## Your task
The data must be copied over exactly and in full.

Items listed in a dataset
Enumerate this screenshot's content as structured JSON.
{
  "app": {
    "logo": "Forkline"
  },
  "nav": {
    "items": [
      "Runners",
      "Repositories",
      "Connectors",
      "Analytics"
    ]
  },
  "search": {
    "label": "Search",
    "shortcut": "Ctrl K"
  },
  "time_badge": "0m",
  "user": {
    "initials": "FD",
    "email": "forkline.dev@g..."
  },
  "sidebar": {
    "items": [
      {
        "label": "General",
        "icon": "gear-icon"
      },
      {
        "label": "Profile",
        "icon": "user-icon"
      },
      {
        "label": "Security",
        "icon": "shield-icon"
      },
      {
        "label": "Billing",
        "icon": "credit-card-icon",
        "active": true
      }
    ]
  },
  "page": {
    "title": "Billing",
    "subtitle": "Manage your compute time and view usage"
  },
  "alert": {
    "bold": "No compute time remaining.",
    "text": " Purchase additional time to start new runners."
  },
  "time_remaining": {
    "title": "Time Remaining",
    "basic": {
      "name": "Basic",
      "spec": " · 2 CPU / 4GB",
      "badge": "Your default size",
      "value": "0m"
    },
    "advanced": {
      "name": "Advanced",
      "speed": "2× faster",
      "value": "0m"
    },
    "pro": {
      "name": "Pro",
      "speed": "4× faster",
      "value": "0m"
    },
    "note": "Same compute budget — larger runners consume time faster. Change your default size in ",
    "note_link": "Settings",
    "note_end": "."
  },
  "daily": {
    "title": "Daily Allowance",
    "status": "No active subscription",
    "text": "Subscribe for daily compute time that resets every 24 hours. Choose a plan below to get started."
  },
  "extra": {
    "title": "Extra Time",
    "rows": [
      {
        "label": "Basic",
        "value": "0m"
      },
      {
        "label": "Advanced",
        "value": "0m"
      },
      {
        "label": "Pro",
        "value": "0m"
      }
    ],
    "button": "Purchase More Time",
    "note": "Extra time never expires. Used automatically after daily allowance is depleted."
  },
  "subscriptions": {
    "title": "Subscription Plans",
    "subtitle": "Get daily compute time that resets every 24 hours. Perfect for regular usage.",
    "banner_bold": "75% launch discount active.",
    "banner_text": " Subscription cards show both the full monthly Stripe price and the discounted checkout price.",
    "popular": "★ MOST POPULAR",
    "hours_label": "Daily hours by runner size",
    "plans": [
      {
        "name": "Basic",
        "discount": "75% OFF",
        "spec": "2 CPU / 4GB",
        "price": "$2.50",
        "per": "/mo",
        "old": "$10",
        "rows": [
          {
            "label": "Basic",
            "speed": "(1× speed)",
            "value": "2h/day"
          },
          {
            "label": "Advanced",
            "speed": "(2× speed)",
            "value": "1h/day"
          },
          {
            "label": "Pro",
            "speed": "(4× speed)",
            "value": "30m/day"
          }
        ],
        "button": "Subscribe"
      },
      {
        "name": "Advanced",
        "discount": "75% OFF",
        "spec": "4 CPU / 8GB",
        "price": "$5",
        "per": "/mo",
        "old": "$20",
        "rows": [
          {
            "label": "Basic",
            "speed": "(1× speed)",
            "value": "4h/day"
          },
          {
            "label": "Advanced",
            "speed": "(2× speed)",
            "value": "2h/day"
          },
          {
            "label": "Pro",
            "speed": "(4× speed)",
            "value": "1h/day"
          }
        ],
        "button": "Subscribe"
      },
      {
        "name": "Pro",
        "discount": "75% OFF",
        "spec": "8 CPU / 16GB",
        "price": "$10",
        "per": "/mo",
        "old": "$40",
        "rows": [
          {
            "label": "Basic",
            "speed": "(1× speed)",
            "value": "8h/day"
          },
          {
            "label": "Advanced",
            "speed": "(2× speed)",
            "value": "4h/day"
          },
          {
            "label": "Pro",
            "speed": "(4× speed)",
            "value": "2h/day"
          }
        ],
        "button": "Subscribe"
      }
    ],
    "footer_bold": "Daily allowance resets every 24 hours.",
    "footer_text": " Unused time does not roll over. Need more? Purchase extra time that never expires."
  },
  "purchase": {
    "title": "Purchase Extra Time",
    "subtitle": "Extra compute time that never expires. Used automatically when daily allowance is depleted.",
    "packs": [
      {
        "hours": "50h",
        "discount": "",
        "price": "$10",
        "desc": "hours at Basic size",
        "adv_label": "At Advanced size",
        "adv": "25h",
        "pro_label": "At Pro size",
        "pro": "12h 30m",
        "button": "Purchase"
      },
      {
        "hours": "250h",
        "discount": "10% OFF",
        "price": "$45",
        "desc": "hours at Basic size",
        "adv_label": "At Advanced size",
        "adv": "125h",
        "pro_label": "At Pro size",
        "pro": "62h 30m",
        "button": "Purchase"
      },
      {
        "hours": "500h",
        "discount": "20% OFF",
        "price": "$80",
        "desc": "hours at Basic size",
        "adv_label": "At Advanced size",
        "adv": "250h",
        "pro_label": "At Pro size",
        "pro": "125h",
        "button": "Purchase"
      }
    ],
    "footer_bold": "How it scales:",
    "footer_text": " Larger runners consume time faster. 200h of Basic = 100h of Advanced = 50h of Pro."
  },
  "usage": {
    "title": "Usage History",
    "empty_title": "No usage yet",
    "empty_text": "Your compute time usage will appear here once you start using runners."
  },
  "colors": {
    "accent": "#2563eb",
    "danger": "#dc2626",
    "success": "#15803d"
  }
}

## Answer space
Enumerate this screenshot's content as structured JSON.
{
  "app": {
    "logo": "Forkline"
  },
  "nav": {
    "items": [
      "Runners",
      "Repositories",
      "Connectors",
      "Analytics"
    ]
  },
  "search": {
    "label": "Search",
    "shortcut": "Ctrl K"
  },
  "time_badge": "0m",
  "user": {
    "initials": "FD",
    "email": "forkline.dev@g..."
  },
  "sidebar": {
    "items": [
      {
        "label": "General",
        "icon": "gear-icon"
      },
      {
        "label": "Profile",
        "icon": "user-icon"
      },
      {
        "label": "Security",
        "icon": "shield-icon"
      },
      {
        "label": "Billing",
        "icon": "credit-card-icon",
        "active": true
      }
    ]
  },
  "page": {
    "title": "Billing",
    "subtitle": "Manage your compute time and view usage"
  },
  "alert": {
    "bold": "No compute time remaining.",
    "text": " Purchase additional time to start new runners."
  },
  "time_remaining": {
    "title": "Time Remaining",
    "basic": {
      "name": "Basic",
      "spec": " · 2 CPU / 4GB",
      "badge": "Your default size",
      "value": "0m"
    },
    "advanced": {
      "name": "Advanced",
      "speed": "2× faster",
      "value": "0m"
    },
    "pro": {
      "name": "Pro",
      "speed": "4× faster",
      "value": "0m"
    },
    "note": "Same compute budget — larger runners consume time faster. Change your default size in ",
    "note_link": "Settings",
    "note_end": "."
  },
  "daily": {
    "title": "Daily Allowance",
    "status": "No active subscription",
    "text": "Subscribe for daily compute time that resets every 24 hours. Choose a plan below to get started."
  },
  "extra": {
    "title": "Extra Time",
    "rows": [
      {
        "label": "Basic",
        "value": "0m"
      },
      {
        "label": "Advanced",
        "value": "0m"
      },
      {
        "label": "Pro",
        "value": "0m"
      }
    ],
    "button": "Purchase More Time",
    "note": "Extra time never expires. Used automatically after daily allowance is depleted."
  },
  "subscriptions": {
    "title": "Subscription Plans",
    "subtitle": "Get daily compute time that resets every 24 hours. Perfect for regular usage.",
    "banner_bold": "75% launch discount active.",
    "banner_text": " Subscription cards show both the full monthly Stripe price and the discounted checkout price.",
    "popular": "★ MOST POPULAR",
    "hours_label": "Daily hours by runner size",
    "plans": [
      {
        "name": "Basic",
        "discount": "75% OFF",
        "spec": "2 CPU / 4GB",
        "price": "$2.50",
        "per": "/mo",
        "old": "$10",
        "rows": [
          {
            "label": "Basic",
            "speed": "(1× speed)",
            "value": "2h/day"
          },
          {
            "label": "Advanced",
            "speed": "(2× speed)",
            "value": "1h/day"
          },
          {
            "label": "Pro",
            "speed": "(4× speed)",
            "value": "30m/day"
          }
        ],
        "button": "Subscribe"
      },
      {
        "name": "Advanced",
        "discount": "75% OFF",
        "spec": "4 CPU / 8GB",
        "price": "$5",
        "per": "/mo",
        "old": "$20",
        "rows": [
          {
            "label": "Basic",
            "speed": "(1× speed)",
            "value": "4h/day"
          },
          {
            "label": "Advanced",
            "speed": "(2× speed)",
            "value": "2h/day"
          },
          {
            "label": "Pro",
            "speed": "(4× speed)",
            "value": "1h/day"
          }
        ],
        "button": "Subscribe"
      },
      {
        "name": "Pro",
        "discount": "75% OFF",
        "spec": "8 CPU / 16GB",
        "price": "$10",
        "per": "/mo",
        "old": "$40",
        "rows": [
          {
            "label": "Basic",
            "speed": "(1× speed)",
            "value": "8h/day"
          },
          {
            "label": "Advanced",
            "speed": "(2× speed)",
            "value": "4h/day"
          },
          {
            "label": "Pro",
            "speed": "(4× speed)",
            "value": "2h/day"
          }
        ],
        "button": "Subscribe"
      }
    ],
    "footer_bold": "Daily allowance resets every 24 hours.",
    "footer_text": " Unused time does not roll over. Need more? Purchase extra time that never expires."
  },
  "purchase": {
    "title": "Purchase Extra Time",
    "subtitle": "Extra compute time that never expires. Used automatically when daily allowance is depleted.",
    "packs": [
      {
        "hours": "50h",
        "discount": "",
        "price": "$10",
        "desc": "hours at Basic size",
        "adv_label": "At Advanced size",
        "adv": "25h",
        "pro_label": "At Pro size",
        "pro": "12h 30m",
        "button": "Purchase"
      },
      {
        "hours": "250h",
        "discount": "10% OFF",
        "price": "$45",
        "desc": "hours at Basic size",
        "adv_label": "At Advanced size",
        "adv": "125h",
        "pro_label": "At Pro size",
        "pro": "62h 30m",
        "button": "Purchase"
      },
      {
        "hours": "500h",
        "discount": "20% OFF",
        "price": "$80",
        "desc": "hours at Basic size",
        "adv_label": "At Advanced size",
        "adv": "250h",
        "pro_label": "At Pro size",
        "pro": "125h",
        "button": "Purchase"
      }
    ],
    "footer_bold": "How it scales:",
    "footer_text": " Larger runners consume time faster. 200h of Basic = 100h of Advanced = 50h of Pro."
  },
  "usage": {
    "title": "Usage History",
    "empty_title": "No usage yet",
    "empty_text": "Your compute time usage will appear here once you start using runners."
  },
  "colors": {
    "accent": "#2563eb",
    "danger": "#dc2626",
    "success": "#15803d"
  }
}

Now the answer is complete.